Residents in multiple cities including Victoria woke up to text alerts warning them to get to higher ground after a 7.9-magnitude quake struck off the coast of Alaska early Tuesday. A tsunami warning for most coastal areas of B.C., including the island, was temporarily issued by Environment Canada.

But many others were shocked to wake up after the tsunami warning had already come and gone and wondered how they could stay notified in an emergency event.

Emergency Info B.C. said in the event of a tsunami alert, some cities may activate warning systems while other may just continue to monitor the situation.

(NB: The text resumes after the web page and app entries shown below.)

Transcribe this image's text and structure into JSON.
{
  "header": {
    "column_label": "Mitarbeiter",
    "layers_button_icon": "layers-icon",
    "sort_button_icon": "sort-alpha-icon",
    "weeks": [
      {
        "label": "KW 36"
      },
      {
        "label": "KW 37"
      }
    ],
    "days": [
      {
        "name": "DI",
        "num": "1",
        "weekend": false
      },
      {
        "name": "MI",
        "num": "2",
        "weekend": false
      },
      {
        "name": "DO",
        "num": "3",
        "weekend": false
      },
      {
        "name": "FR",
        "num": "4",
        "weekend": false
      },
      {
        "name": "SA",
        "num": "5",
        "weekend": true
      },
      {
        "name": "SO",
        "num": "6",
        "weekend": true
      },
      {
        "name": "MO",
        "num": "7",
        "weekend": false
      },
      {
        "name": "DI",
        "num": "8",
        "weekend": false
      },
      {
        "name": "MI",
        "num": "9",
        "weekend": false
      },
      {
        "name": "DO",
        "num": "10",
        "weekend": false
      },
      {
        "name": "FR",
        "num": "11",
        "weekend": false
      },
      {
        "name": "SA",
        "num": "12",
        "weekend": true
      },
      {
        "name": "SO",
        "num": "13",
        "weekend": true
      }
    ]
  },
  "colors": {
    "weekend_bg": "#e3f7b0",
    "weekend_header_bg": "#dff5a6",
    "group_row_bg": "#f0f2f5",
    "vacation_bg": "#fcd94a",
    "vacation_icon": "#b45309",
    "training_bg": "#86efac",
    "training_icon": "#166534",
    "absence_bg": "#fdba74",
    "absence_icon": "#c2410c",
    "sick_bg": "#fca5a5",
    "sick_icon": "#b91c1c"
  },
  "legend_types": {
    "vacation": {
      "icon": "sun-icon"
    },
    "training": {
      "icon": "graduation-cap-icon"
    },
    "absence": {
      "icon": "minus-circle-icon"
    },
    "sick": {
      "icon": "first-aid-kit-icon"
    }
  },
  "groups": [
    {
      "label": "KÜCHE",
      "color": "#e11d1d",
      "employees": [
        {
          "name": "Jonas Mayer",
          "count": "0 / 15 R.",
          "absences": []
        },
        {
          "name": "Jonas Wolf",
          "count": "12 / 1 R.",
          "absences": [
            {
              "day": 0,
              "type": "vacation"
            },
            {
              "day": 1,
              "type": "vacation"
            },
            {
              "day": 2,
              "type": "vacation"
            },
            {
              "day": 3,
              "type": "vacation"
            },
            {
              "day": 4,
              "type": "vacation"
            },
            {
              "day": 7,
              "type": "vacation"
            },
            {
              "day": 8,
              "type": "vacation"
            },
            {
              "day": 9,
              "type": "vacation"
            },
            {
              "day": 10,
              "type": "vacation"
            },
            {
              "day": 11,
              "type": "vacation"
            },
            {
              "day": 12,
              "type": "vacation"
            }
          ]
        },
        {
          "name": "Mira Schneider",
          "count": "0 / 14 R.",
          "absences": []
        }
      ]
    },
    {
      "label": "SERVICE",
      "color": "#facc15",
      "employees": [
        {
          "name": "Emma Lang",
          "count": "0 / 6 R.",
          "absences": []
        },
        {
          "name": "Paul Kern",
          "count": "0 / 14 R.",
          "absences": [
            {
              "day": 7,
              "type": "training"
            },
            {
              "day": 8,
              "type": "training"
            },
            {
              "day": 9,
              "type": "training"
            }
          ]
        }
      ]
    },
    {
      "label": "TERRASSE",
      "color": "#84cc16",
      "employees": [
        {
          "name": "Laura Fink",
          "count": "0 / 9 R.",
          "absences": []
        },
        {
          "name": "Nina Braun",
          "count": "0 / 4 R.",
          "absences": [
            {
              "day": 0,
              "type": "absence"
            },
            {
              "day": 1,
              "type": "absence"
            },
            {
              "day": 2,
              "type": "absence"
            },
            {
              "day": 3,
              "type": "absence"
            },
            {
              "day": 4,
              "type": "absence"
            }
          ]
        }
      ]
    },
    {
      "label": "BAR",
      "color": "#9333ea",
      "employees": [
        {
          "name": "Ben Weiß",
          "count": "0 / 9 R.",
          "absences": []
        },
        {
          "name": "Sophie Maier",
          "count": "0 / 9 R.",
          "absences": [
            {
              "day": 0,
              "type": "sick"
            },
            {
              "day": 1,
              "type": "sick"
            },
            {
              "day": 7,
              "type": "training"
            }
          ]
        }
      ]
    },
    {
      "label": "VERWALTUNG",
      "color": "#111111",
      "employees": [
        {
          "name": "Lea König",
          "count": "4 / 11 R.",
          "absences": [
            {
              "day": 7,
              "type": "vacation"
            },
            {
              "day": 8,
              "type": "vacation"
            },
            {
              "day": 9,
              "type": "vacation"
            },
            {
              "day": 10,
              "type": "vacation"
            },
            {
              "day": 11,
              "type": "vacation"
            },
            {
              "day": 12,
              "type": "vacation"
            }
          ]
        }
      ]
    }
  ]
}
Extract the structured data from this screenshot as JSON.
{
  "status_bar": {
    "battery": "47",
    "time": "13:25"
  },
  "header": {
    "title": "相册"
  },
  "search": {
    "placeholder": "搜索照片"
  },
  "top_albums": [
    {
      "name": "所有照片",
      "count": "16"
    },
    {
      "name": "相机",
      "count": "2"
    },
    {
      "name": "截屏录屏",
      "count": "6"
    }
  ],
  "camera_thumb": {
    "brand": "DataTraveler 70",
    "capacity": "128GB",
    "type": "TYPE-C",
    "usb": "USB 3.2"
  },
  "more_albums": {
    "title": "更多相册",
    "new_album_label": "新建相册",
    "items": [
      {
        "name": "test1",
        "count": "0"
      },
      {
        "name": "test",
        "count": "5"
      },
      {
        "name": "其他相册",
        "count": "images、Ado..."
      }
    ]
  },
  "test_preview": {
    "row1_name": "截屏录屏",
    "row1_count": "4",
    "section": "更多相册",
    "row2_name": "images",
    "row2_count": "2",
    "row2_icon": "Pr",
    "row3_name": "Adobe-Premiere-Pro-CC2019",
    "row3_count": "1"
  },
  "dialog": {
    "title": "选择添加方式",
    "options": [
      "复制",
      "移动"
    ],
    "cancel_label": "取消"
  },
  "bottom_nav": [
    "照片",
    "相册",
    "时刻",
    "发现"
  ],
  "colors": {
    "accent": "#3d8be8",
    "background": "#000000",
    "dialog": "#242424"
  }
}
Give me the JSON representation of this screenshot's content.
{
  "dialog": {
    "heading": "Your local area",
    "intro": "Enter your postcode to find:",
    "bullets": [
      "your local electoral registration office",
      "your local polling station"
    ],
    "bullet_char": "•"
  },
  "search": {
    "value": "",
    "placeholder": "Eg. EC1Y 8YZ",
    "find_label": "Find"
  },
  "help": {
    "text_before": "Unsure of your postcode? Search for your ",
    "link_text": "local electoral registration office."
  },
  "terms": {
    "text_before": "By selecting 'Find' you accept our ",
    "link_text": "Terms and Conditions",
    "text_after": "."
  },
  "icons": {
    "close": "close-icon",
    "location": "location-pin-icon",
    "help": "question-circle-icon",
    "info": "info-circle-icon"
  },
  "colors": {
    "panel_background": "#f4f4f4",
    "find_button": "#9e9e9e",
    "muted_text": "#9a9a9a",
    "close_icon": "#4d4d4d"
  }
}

It said AlertReady, a province-wide system used to notify local municipalities of emergencies, will include text alerts starting in April 2018.

The City of Victoria said as of Monday morning, some 14,000 new users had signed up for its Vic-Alert service, which texts users in the event of imminent threats and AMBER alerts that affect specific areas of Victoria. By late afternoon, that number had grown to 28,000 sign-ups for a total of 34,156 subscribers.

The sign-up page for Vic-Alert was overwhelmed with the sudden influx of interest, with the city reporting that some had difficulty accessing the page due to the high traffic.

SidneyNorth Saanich, Central Saanich, Metchosin and Nanaimo also provide emergency messaging systems for residents. The Town of Sidney said the tsunami warning was a great example of why it's important to sign up for the alerts. The CRD provides similar alerts for electoral areas including the Southern Gulf Islands, which weren't placed under a tsunami warning Tuesday.

Other municipalities, like Oak Bay, View Royal, Colwood and Esquimalt do not offer mass notification systems but are currently looking into options. Many of those cities recommended residents attend emergency preparedness information sessions, like one being held in Oak Bay at the Monterey Centre on Feb. 21, to learn more about how to be ready in the event of an earthquake or tsunami.

Sidney Fire also invited residents to attend a preparation seminar on Feb. 7 at the Greenglade Community Centre.

The District of Saanich called it "a bout of good timing" because it was hosting an information session for the Saanich Emergency Program Tuesday night at the Cedar Hill Recreation Centre that would focus on being prepared while learning to assist others in a disaster.